Originally published on thehill.com by Shayna Lopez-Rivas and republished with permission from the author.
I am typing this letter from a Starbucks in Tallahassee, where I am situationally aware, trained, and well armed. Although I do not expect anything drastic to happen today, I am still prepared if something does go down—either to get the heck out and dodge, or tackle whatever happens head on, and I am prepared to do so with deadly force if needed. Although I now maintain great situational awareness everywhere I go and have self defense training in disarming, and in fighting off, an attacker, there are times where I am legally left without the tool that could best level the playing field in protecting me—my gun.
Currently under Florida law, I am not allowed to carry on my campus, Florida State University. On my campus that reported 17 sexual assaults in 2014; on my campus that uses maybe 10 uniformed officers at any given point in time to protect the whole campus; on my campus that refuses to back campus carry as a way for women to legitimately protect themselves from assault; and on my campus which claims sovereign immunity when they are unable to protect these women: I am told I am safe and I do not need a gun.
While President Thrasher and university officials would have you believe that I am not defenseless, and even, that I am safe on campus, I would beg to differ. I already used pepper spray once; do you want to know how that ended for me? I was left shaking and crying, half naked on campus grounds, with cut marks all over my body.

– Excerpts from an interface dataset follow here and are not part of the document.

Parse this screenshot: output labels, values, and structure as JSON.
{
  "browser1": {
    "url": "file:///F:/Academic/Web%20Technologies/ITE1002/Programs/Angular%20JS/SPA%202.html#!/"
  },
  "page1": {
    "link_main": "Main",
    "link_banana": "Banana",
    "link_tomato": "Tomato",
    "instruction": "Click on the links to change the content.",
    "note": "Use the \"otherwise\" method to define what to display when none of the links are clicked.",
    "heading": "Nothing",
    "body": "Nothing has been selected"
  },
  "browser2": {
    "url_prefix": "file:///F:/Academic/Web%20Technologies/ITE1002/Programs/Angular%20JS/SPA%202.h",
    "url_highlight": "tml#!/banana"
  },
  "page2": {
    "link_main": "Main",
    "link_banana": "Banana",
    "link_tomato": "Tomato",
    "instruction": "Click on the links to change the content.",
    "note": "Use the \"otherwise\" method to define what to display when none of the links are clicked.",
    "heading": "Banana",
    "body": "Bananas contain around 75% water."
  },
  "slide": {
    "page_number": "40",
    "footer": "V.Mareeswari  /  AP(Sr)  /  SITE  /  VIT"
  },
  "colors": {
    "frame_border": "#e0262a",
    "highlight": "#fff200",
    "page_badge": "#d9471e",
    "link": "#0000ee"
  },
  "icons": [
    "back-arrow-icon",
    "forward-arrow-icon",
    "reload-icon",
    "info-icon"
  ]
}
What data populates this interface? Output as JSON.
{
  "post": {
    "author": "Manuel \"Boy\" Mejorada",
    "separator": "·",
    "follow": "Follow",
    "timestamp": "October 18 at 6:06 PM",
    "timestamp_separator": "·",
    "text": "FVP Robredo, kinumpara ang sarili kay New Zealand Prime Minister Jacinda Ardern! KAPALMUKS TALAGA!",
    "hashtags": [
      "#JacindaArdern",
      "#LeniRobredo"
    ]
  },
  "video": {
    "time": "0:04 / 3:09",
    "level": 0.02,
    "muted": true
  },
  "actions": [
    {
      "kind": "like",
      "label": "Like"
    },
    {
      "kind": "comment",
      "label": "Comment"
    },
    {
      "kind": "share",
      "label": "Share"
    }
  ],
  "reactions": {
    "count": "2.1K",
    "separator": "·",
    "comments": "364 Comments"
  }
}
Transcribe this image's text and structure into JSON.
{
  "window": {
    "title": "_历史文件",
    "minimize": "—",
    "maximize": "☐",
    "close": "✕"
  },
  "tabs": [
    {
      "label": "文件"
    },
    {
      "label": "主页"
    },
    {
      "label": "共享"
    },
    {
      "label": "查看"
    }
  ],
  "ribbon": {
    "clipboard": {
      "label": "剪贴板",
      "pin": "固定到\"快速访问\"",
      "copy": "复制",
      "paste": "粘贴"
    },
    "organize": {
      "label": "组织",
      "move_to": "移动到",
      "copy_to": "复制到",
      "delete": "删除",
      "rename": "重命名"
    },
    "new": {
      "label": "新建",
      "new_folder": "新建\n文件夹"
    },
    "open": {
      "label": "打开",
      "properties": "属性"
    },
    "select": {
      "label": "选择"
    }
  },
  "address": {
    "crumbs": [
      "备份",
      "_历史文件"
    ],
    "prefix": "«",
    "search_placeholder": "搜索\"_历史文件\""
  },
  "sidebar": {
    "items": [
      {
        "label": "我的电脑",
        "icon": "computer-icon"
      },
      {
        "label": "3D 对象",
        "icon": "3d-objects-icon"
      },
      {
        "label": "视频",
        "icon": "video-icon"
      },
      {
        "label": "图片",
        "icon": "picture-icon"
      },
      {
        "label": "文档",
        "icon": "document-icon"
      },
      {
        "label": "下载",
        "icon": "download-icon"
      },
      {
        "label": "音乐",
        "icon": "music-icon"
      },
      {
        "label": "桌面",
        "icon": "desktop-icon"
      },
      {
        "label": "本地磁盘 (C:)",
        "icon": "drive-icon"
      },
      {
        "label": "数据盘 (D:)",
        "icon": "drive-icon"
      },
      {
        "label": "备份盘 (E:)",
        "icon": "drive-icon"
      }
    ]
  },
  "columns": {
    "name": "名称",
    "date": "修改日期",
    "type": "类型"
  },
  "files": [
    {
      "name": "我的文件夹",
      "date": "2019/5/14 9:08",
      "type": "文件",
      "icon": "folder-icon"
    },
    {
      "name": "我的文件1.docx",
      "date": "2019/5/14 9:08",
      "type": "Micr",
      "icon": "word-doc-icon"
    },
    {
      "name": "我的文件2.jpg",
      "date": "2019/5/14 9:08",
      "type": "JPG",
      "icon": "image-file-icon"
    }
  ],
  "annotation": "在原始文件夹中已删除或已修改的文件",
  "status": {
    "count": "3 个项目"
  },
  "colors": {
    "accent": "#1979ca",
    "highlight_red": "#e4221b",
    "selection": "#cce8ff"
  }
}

That’s what pepper spray did for me.
As a gun rights activist, I can write all day about our Second Amendment rights. I will throw down statistics like how 0.1 percent of rapes were completed when women used a firearm as compared to a 34 percent completion rate when women used any other form of self-defense. Or how with the exception of two, all the mass shootings since the 1950’s have been in gun free zones. Stats are easy to discuss, but when it comes to talking about being raped, my throat gets dry and my hands freeze up. It’s a lot harder to write about nightmares than it is to write about numbers.
And I do have nightmares from being raped on campus. Sometimes they are so bad I wake up at three in the morning sweaty and terrified because in my mind I am being raped again. In my mind I am there: I am forced into a secluded area, forced to unzip my pants, forced to lay down as tiny cuts are made all over my body and a man I do not know rolls on a condom and forces himself on top of me. I remember how cold the asphalt felt as I distracted myself from the sting of the knife. I remember looking into his eyes and realizing there was no emotion behind them, no sympathy just sadism. And I remember thinking: this is how I’m going to die and then getting up after it was done, tears streaming down my face and neck wondering how I even survived.
I was already raped once off campus my freshman year of college, but this time I used pepper spray. This time I ran, heading for those blue lights staggered around campus to signal the police I was in danger. I did everything right but when he pulled a knife I stopped fighting. Instinct told me to cooperate if I didn’t want to get stabbed to death, and here I am today—sitting at Starbucks, simultaneously trying to remember the exact details and forget this ever happened.
I fight for my Second Amendment rights because I believe I should never have a chance of getting raped again. I won’t deny the possibility of getting injured, but my gun gives me a chance that pepper spray, stun guns, and pocketknives never will. It prevents a knife being held at my throat and the voice of a stranger promising me he won’t kill me. And I won’t be denied the right to have that chance of surviving a potential attack rather than being assaulted again.
Sen. Diaz de la Portilla, why are you so adamant in denying me my right to protect myself and have a gun on campus? Why have you not schedule the campus carry bill for the Senate Judiciary Committee you chair? Why have you not met with me for 15 minutes since October when I began sending you and your legislative assistant weekly emails asking for an appointment?
I hope this open letter will engage opposition to campus carry. I hope everyone will understand why it’s so important that the bill be scheduled for a vote. Senator Diaz de la Portilla: Don’t let me be raped on campus again, let me arm myself, and whether you vote yes or no, at least schedule the campus carry bill for a vote.
Lopez-Rivas is an undergraduate student at Florida State University. She is an intern at the University’s College of Social Work and is the Women’s Representative for Florida Students for Concealed Carry.